At the same time, there are those that argue real fur is not as sustainable and all natural as some would like to portray it, citing the preservative chemicals used in the process as being just as harmful as the polymers used in faux fur. The Fur Council of Canada, however, claims “processing is carefully regulated to protect the environment.” In addition, proclaiming “fur tanning and colouring are relatively benign (in contrast to leather) and only small quantities of formaldehyde are used. Fake fur, on the other hand, uses up to one gallon of petroleum to produce a mere three synthetic jackets.”
One thing is for certain, however, regardless of whether or not faux fur is actually as eco-friendly as its purveyors would have you believe; it is undoubtedly having a moment in the fashion industry. Luxe faux fur has been sent down the runways at Burberry, Stella McCartney and Gucci the past few seasons, and it looks more plush and real than ever before. Recently, Designer Kym Canter launched the eco-friendly faux fur brand House of Fluff in November 2017. Utilizing the proceeds raised from selling the 26 fur coats she accumulated over her years as the creative director at J. Mendel to fund the startup. She now makes shaggy cropped jackets and plush bombers out of cruelty-free materials in place of exotic pieces made from monkey and ocelot. The line also utilizes recycled polyester, is produced in New York City to reduce its carbon footprint, and sources its fabrics from Europe, where regulations around pollution are stricter than in China.
Elsewhere, Maison Atia, makes luxe outerwear using the same techniques and machines used in traditional fur production. London-based Shrimps has built a loyal fanbase around its rainbow-coloured coats made from faux fur, vegan leather, and textural materials like coated denim, while Australian brand Unreal Fur designs jackets and stoles made to last longer than fast fashion at a still-accessible price point. The question is, will the trend have longevity? Will faux fur’s detractors’ voices quell the movement before it chases away the fur industry from fashion’s front row? If so, could ethical and sustainable fur fashion practices such as free-range fur farming provide a viable alternative? Time will tell.
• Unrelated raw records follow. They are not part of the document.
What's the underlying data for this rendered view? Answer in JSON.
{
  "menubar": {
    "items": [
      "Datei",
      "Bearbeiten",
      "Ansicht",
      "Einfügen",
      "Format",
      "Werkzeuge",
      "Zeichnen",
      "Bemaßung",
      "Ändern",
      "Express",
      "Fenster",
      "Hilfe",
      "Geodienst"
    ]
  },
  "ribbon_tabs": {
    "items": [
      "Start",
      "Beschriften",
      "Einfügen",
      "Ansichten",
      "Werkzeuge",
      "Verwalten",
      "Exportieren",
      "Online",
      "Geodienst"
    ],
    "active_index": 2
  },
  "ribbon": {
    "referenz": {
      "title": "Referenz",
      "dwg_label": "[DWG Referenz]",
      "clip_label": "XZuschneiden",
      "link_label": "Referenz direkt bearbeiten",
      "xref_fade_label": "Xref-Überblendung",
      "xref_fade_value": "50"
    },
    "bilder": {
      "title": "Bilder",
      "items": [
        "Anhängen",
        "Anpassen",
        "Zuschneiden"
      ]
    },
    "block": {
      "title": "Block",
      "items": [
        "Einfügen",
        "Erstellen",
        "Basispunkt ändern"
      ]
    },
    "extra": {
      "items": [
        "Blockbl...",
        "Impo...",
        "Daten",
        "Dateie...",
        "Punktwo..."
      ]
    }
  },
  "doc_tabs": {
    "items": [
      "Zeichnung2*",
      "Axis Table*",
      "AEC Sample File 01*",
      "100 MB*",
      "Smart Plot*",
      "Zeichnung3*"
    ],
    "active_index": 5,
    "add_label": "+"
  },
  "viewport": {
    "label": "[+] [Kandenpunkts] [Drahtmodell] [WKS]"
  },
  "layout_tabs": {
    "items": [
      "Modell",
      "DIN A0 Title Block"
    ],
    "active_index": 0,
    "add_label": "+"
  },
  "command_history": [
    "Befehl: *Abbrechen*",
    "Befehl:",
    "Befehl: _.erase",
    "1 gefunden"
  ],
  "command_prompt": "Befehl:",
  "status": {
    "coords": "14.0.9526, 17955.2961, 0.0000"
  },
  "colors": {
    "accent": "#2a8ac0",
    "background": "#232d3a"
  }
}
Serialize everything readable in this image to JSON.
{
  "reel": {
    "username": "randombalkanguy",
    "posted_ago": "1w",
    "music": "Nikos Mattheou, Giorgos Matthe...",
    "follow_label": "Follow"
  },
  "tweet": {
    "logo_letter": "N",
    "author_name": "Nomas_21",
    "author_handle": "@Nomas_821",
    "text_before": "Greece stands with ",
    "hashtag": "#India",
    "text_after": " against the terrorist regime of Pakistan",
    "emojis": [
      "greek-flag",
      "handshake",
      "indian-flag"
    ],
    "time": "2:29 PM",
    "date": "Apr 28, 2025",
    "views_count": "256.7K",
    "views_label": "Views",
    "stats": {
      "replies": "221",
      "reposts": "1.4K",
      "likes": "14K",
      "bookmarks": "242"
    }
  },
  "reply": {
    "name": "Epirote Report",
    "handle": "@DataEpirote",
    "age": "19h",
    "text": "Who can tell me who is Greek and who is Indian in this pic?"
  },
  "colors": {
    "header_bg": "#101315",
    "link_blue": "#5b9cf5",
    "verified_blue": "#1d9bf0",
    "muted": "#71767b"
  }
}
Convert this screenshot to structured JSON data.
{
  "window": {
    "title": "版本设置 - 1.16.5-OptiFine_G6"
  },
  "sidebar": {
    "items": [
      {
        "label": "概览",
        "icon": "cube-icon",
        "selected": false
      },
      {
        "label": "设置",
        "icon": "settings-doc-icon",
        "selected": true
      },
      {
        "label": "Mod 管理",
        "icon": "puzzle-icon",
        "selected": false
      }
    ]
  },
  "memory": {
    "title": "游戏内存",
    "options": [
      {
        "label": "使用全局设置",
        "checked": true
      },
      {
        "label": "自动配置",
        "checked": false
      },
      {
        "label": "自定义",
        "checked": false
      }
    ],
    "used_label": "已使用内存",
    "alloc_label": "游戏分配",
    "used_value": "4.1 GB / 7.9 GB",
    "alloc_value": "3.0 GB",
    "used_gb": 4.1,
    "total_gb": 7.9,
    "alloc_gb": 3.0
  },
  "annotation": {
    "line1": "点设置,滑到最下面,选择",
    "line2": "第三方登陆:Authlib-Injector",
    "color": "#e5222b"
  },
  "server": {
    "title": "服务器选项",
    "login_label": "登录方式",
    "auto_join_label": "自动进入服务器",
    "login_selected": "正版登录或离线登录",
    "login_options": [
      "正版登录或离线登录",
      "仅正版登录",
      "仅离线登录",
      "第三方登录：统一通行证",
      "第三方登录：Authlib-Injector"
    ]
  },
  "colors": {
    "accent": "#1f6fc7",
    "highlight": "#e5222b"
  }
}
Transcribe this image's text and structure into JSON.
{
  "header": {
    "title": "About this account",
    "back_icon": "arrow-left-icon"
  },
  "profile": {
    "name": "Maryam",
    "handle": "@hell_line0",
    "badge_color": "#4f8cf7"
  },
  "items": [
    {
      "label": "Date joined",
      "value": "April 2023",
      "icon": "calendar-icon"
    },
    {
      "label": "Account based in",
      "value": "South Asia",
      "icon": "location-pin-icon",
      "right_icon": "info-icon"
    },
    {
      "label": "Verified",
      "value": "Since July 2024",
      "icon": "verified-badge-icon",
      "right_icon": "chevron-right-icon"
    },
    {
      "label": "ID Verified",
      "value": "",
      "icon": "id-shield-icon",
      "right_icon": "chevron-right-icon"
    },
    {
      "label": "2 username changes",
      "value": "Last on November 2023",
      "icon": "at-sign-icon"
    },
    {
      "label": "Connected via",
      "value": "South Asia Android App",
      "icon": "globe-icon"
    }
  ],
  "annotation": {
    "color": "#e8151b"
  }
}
Cody is a content creator at Glossi Mag.
He is a photography aficionado, masters candidate, fashion enthusiast, avid Ariana Grande fan and lover of all things aesthetically pleasing.